--- Task item ---
The word "this" marks the lines to copy; find all of them in the entries below.

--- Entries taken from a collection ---
━━━━━━━━━━━━━━━━━━━━

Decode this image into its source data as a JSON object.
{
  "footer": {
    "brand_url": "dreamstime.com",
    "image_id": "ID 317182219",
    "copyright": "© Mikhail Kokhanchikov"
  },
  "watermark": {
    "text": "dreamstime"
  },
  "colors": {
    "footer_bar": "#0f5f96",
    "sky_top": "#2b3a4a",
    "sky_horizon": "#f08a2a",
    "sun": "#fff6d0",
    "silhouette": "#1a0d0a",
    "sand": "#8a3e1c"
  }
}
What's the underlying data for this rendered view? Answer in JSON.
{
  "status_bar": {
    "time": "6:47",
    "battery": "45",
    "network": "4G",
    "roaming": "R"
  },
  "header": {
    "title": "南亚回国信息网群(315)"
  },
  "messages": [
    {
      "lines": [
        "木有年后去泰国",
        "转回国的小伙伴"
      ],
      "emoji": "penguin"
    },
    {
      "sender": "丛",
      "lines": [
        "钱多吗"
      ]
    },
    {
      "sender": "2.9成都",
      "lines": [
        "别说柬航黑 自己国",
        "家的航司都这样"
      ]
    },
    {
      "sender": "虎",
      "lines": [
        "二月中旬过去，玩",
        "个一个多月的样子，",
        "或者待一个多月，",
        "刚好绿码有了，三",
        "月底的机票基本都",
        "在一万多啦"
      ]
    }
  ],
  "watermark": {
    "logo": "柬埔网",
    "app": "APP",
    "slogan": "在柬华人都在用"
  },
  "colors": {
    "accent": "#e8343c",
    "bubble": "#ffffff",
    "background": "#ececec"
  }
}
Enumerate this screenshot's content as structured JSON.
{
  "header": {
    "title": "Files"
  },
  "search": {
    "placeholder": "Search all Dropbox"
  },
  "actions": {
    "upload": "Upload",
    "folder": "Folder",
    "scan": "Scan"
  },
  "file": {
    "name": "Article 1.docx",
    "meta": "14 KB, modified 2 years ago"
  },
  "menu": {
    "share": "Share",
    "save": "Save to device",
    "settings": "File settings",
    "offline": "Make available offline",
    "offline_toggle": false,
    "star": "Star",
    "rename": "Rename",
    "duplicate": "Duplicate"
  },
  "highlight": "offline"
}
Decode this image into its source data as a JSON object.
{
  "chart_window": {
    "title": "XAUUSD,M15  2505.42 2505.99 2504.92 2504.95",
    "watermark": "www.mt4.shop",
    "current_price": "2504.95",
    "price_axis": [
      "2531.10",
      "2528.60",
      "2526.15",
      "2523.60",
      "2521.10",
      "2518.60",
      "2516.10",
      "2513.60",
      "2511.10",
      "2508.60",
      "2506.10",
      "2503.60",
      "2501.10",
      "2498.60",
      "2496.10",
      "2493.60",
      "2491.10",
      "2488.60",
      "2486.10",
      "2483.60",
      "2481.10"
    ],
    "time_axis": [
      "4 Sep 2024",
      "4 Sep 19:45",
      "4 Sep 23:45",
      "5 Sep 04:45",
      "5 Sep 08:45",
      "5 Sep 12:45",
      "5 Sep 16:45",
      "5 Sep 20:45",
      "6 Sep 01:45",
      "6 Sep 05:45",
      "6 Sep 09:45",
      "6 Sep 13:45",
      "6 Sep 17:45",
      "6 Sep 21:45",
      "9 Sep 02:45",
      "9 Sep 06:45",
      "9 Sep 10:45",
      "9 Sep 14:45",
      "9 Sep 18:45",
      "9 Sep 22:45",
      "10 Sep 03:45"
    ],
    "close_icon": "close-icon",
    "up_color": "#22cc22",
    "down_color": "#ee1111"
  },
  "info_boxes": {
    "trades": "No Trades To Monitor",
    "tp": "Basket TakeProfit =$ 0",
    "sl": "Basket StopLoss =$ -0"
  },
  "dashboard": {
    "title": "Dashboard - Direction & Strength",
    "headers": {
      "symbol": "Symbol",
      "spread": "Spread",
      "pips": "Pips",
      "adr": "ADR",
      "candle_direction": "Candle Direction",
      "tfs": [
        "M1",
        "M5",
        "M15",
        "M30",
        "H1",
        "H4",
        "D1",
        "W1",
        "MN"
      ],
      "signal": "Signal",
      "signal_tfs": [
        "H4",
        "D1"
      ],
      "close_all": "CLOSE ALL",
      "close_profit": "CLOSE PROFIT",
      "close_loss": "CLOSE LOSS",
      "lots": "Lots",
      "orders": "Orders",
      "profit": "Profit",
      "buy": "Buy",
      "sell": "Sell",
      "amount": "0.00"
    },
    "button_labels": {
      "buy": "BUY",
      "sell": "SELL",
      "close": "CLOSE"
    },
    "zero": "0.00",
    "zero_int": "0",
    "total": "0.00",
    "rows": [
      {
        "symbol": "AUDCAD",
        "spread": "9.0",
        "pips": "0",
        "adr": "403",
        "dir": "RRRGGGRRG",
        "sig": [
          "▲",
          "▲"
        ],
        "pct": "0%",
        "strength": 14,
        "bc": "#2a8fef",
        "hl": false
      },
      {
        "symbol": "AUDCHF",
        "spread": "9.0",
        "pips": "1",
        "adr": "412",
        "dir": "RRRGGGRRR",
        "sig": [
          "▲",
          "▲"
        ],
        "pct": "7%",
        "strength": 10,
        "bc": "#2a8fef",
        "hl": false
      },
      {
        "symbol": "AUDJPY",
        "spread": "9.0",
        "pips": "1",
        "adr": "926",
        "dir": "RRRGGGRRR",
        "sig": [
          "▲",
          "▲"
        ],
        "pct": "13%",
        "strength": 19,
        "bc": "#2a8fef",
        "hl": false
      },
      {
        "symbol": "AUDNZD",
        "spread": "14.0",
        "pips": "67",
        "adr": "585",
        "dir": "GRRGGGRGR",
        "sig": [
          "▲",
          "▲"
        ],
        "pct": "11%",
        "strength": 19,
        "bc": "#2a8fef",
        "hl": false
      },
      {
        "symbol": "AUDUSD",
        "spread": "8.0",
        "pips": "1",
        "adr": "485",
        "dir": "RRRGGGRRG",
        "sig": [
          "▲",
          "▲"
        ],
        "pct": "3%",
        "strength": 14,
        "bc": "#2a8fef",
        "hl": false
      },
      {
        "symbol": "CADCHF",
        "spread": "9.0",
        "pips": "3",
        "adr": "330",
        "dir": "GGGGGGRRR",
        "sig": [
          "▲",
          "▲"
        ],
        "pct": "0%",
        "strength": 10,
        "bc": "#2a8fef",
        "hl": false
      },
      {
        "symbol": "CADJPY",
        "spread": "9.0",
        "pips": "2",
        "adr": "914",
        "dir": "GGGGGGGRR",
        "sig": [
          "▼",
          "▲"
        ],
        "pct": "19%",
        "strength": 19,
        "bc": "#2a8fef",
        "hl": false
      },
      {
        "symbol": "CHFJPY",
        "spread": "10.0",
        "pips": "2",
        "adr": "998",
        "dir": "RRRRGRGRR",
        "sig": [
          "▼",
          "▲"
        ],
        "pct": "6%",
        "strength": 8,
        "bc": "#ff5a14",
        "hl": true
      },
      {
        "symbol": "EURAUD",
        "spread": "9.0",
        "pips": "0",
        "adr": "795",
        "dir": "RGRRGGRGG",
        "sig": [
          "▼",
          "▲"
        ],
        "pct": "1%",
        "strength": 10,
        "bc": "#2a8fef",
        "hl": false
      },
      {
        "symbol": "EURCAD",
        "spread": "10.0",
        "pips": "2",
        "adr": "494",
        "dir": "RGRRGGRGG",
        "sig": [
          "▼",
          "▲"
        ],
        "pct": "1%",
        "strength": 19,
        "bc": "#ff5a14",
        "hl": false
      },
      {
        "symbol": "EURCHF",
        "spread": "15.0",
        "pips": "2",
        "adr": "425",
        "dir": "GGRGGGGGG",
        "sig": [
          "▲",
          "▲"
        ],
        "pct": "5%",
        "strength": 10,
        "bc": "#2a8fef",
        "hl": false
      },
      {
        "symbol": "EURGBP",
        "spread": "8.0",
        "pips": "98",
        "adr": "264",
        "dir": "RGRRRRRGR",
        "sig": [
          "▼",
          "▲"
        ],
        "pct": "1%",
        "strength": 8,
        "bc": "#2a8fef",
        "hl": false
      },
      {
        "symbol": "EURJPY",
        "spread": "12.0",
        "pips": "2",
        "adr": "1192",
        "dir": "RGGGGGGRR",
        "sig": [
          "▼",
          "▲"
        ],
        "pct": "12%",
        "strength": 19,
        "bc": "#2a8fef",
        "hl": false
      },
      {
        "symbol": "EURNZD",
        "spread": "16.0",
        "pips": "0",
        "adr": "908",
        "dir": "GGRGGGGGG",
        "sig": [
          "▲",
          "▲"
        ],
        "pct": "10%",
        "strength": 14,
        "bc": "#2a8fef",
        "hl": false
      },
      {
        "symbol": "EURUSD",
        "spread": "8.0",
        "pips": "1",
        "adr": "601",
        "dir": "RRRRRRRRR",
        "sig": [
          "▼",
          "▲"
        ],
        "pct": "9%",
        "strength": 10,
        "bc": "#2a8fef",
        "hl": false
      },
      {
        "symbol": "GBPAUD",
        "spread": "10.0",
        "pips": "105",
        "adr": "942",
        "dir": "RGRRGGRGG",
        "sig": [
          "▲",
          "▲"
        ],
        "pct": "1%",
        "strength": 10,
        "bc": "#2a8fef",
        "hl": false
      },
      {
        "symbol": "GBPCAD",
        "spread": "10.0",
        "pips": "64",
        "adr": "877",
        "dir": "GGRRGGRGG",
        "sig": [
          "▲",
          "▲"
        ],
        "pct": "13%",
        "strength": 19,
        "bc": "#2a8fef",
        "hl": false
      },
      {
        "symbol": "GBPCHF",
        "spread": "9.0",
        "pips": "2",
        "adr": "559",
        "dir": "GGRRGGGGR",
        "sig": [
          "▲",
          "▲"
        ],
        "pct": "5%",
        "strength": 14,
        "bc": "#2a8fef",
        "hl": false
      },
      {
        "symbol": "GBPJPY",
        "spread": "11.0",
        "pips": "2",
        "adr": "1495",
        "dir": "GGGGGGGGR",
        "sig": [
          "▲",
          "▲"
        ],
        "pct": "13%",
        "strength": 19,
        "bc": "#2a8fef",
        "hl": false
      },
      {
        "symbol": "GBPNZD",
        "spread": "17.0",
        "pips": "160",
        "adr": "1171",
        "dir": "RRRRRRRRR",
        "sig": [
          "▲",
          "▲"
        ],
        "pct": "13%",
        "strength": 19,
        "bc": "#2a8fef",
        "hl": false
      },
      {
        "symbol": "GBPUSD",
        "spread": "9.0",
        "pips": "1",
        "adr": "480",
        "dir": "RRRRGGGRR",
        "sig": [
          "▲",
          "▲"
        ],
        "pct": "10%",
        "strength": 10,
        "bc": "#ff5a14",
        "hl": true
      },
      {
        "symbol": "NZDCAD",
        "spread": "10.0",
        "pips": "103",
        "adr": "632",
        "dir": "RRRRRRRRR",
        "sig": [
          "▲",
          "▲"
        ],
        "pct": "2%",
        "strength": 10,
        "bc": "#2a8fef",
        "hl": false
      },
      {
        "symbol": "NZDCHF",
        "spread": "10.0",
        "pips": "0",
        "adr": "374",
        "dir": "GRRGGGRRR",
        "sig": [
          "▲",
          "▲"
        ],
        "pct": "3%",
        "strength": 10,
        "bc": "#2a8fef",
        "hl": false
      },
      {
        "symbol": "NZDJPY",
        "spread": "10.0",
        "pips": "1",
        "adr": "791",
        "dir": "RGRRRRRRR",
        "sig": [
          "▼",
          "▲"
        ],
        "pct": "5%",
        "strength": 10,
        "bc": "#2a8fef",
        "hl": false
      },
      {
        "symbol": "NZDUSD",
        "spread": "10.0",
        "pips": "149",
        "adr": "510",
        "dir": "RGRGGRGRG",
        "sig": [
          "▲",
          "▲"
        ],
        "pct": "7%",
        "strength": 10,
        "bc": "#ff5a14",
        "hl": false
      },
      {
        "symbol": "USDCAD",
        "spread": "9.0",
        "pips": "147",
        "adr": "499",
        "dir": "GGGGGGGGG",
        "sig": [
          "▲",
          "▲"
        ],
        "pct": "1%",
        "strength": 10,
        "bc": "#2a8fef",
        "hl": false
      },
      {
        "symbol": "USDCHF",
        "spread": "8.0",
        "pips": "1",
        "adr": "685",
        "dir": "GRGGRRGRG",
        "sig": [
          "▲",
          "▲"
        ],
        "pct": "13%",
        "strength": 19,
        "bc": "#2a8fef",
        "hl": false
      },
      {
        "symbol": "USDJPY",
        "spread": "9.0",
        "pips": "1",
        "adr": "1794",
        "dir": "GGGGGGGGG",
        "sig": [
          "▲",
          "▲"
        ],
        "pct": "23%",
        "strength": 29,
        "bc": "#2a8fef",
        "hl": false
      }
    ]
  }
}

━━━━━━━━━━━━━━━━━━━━

--- Response to the task ---
Decode this image into its source data as a JSON object.
What's the underlying data for this rendered view? Answer in JSON.
Enumerate this screenshot's content as structured JSON.
Decode this image into its source data as a JSON object.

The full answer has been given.